Sun | Jan 23, 2022

Youth challenged to find tech solutions for urban problems - Gleaner Online and partners stage workshop

Published:Wednesday | May 10, 2017 | 12:00 AM
Terri-Karelle Reid (left) and representatives from her department, along with a group of Urban Labs for Youth Innovation participants at The Gleaner on Wednesday.
The Gleaner Online’s Ricardo Neil (right) gets a hearty laugh from Shanae Owens (left), Urban Labs coordinator, Zabrina Smith, entrepreneur/student, and Carllone Bennett on Wednesday.

Several youth from communities across the Corporate Area were given the opportunity to create applications and programmes that will help to fill information gaps which exist in areas such as climate change, crime and violence and youth unemployment, among other social issues.

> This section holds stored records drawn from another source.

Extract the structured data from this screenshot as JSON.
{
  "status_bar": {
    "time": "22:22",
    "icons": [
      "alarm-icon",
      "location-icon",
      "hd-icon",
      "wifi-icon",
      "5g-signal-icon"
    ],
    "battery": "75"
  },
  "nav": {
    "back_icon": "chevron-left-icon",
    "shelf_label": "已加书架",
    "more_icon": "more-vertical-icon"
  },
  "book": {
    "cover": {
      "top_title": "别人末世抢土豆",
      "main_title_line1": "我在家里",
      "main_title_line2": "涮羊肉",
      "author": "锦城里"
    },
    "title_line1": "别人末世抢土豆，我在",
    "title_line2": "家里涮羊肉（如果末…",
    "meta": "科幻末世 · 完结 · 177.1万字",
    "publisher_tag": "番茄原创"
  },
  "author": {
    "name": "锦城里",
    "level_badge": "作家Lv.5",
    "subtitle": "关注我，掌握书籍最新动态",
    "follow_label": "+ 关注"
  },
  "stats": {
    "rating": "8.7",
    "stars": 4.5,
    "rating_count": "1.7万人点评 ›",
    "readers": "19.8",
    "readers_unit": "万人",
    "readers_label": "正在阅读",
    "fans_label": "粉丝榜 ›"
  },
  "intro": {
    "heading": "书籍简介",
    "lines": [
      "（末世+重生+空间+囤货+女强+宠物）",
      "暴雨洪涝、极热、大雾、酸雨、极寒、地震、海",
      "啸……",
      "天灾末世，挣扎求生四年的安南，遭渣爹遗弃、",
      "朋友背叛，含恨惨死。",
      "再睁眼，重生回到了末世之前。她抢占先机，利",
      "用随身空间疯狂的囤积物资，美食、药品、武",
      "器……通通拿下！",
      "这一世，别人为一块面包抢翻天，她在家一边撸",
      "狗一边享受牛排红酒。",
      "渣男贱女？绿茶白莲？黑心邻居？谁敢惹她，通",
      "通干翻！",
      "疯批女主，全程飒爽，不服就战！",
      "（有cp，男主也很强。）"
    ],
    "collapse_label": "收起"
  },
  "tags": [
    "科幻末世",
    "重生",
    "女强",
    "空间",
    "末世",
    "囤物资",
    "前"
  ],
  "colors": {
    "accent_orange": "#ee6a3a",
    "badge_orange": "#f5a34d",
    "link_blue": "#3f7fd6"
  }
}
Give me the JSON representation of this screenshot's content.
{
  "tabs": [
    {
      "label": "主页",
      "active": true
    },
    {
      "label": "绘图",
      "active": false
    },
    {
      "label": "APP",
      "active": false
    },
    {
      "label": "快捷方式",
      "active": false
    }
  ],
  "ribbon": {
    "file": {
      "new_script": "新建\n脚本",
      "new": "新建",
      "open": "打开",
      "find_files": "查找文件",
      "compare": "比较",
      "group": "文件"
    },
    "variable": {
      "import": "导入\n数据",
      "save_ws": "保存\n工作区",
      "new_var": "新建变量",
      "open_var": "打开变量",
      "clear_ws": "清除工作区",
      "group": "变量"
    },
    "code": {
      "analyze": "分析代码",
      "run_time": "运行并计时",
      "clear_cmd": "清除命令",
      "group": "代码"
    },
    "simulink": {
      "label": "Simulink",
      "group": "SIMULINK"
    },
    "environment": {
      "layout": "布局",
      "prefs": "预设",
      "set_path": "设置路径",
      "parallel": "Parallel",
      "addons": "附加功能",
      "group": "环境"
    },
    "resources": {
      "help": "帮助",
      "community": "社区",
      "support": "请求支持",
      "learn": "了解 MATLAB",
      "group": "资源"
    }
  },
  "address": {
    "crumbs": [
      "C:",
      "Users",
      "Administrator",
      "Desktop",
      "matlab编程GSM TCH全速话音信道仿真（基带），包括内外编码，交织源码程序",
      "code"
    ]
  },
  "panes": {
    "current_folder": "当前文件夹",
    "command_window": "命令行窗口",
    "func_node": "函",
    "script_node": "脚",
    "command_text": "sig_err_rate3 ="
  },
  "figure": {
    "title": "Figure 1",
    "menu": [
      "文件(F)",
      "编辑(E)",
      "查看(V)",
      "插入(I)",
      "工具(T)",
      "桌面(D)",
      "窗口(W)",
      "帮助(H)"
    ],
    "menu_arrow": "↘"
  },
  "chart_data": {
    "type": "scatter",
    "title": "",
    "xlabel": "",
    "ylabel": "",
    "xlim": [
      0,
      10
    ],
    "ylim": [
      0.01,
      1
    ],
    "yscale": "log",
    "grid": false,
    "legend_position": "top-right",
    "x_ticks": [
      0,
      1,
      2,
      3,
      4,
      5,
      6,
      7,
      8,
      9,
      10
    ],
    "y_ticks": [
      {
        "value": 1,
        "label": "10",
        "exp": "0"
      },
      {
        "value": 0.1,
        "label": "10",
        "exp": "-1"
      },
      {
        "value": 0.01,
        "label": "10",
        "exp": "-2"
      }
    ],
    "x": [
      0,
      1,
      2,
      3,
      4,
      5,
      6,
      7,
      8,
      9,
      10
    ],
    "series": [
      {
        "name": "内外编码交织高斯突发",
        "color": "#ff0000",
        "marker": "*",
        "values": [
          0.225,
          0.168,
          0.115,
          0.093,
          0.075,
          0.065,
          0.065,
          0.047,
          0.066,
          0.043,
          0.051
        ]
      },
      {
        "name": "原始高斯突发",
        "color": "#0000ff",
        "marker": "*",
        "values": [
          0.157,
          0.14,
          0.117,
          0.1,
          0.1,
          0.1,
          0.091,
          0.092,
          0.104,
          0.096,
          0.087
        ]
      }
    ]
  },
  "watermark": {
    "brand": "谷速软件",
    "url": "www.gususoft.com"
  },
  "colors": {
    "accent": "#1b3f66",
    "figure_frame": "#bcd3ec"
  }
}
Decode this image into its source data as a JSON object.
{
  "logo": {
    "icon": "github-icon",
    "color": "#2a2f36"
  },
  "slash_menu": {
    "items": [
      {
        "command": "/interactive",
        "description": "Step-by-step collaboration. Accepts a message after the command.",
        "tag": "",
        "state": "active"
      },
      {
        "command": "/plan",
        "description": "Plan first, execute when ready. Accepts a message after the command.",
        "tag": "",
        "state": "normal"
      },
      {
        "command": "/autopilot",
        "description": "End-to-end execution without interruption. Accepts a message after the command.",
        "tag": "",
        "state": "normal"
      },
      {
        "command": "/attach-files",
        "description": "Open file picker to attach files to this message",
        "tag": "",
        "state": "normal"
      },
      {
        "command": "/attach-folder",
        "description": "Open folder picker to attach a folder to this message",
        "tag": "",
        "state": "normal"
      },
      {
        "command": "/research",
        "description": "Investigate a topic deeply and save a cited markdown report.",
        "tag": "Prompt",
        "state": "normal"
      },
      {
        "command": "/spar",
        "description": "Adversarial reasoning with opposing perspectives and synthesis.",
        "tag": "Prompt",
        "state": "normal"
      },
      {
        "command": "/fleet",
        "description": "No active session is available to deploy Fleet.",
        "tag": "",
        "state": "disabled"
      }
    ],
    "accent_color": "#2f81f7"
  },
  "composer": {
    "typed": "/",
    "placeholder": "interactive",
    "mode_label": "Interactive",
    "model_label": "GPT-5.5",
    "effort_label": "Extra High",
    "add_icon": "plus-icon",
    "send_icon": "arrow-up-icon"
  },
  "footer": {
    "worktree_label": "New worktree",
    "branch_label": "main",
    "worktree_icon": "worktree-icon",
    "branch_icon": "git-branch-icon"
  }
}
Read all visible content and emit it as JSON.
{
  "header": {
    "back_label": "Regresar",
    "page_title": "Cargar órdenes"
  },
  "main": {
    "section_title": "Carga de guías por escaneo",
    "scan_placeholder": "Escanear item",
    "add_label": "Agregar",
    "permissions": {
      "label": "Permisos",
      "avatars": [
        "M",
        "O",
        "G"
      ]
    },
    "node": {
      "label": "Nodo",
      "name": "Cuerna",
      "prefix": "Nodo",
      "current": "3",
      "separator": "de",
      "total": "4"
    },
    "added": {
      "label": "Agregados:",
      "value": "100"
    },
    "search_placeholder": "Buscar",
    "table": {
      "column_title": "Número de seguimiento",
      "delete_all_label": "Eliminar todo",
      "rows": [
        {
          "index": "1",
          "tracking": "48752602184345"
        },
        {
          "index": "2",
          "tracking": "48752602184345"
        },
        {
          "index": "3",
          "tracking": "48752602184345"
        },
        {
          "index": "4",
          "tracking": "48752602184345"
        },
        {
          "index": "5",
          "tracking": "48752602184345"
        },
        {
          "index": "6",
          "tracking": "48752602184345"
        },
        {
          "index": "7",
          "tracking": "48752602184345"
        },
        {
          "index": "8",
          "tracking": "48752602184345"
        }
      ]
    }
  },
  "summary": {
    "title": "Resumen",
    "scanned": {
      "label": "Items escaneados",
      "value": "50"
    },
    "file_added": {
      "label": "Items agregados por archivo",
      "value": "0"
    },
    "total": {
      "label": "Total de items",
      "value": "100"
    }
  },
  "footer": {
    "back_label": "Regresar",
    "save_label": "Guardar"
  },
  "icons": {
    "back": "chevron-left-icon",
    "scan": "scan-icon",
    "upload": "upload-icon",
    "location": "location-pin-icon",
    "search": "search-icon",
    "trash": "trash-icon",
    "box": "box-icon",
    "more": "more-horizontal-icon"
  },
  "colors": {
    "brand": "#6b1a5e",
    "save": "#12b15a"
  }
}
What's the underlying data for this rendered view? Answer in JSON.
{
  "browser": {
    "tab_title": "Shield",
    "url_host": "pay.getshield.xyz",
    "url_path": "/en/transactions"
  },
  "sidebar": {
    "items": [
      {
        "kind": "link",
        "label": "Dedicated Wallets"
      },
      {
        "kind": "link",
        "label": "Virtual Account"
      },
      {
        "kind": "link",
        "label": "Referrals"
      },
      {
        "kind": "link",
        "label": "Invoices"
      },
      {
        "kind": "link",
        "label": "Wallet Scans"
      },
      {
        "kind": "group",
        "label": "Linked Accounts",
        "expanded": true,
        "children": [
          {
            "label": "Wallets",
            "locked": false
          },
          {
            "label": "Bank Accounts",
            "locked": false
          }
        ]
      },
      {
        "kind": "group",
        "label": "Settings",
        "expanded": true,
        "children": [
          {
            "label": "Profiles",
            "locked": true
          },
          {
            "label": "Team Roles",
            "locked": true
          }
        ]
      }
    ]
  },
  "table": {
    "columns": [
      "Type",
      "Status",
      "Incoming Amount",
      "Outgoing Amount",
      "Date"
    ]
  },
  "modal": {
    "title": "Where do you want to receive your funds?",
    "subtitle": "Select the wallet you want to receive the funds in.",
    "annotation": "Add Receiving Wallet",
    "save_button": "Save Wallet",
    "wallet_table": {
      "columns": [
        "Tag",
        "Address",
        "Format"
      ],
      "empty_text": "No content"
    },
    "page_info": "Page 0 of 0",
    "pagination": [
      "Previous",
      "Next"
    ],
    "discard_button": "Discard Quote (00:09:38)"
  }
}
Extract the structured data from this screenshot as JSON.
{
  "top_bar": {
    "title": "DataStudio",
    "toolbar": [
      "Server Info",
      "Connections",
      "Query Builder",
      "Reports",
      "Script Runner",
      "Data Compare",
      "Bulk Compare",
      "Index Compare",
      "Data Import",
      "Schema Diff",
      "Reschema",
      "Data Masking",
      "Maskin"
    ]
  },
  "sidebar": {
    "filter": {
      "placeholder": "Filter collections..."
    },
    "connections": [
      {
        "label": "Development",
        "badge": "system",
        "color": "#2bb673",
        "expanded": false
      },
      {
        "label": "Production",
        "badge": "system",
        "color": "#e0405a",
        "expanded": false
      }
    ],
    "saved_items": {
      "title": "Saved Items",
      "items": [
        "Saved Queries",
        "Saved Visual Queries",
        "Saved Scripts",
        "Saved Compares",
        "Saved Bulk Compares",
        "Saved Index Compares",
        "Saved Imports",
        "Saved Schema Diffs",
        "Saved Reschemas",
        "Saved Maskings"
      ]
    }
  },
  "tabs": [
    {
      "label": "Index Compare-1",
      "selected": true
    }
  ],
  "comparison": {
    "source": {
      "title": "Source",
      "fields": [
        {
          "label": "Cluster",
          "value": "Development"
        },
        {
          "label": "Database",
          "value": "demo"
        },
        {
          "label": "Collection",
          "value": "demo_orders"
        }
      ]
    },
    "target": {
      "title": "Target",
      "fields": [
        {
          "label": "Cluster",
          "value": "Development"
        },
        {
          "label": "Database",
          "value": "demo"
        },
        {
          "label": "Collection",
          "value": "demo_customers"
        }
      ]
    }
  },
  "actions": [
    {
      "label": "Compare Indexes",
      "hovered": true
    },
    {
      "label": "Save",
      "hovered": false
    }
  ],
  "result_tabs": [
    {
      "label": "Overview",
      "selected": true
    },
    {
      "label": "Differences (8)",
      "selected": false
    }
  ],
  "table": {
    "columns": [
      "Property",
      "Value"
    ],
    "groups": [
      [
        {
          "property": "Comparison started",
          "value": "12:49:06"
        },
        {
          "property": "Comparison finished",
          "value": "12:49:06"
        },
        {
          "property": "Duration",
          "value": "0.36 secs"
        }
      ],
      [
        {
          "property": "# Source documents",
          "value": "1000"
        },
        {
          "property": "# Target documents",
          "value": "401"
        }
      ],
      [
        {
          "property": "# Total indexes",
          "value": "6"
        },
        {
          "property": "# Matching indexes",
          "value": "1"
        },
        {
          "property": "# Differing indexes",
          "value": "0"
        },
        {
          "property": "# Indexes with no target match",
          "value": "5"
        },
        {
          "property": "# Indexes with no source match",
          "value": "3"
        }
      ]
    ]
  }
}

The opportunity came at a workshop which took place Wednesday at The Gleaner Company's offices in downtown Kingston. It saw participants from communities such as Mountain View and Denham Town in Kingston. The event was executed through the Institute of Law and Economics; Trust for Americas and the Organization of American States, who collaborated with The Gleaner Company (Media) Ltd.

Shanae Owens, lab coordinator at the Urban Labs Youth Innovation Project, told The Gleaner that the event was to create an avenue in which youth can express themselves and fulfil their potential.

"It's really a space to foster youth innovation and entrepreneurship. The stakeholders recognise that there is a lot of talent among youth in Jamaica. However, it seem they don't have any way of expressing their talents. They also have a lot of solutions to urban problems that are in Jamaica," she said.

"It's a space for them to come and create long-term projects and also start business ventures. The main objective is for them to find the solution to urban problems. Secondly, I want them to network with persons who are in the discipline," Owens said.




Terri-Karelle Reid, sales and brand manager for Gleaner Online, similarly expressed enthusiasm for the opportunities that can accrue from the event for youth to develop themselves.

"When they approached us, we really appreciated and valued what is it that they are trying to do. A lot of the times, youth are labelled based on their circumstances and the question then becomes, 'How do we have them contribute to society? Do we just leave them?' So I am truly encouraged that we have the opportunity to empower them," she said.

"Many of them here today are very much interested in being entrepreneurs, social enterprisers, trying to figure out new solutions using digital platforms, and so we thought it was the perfect fit. Our company (Gleaner) offers so many digital services and we do it all in-house," she explained.

"We decided to bring them in and then we will be showing them what we do and assist them with their projects."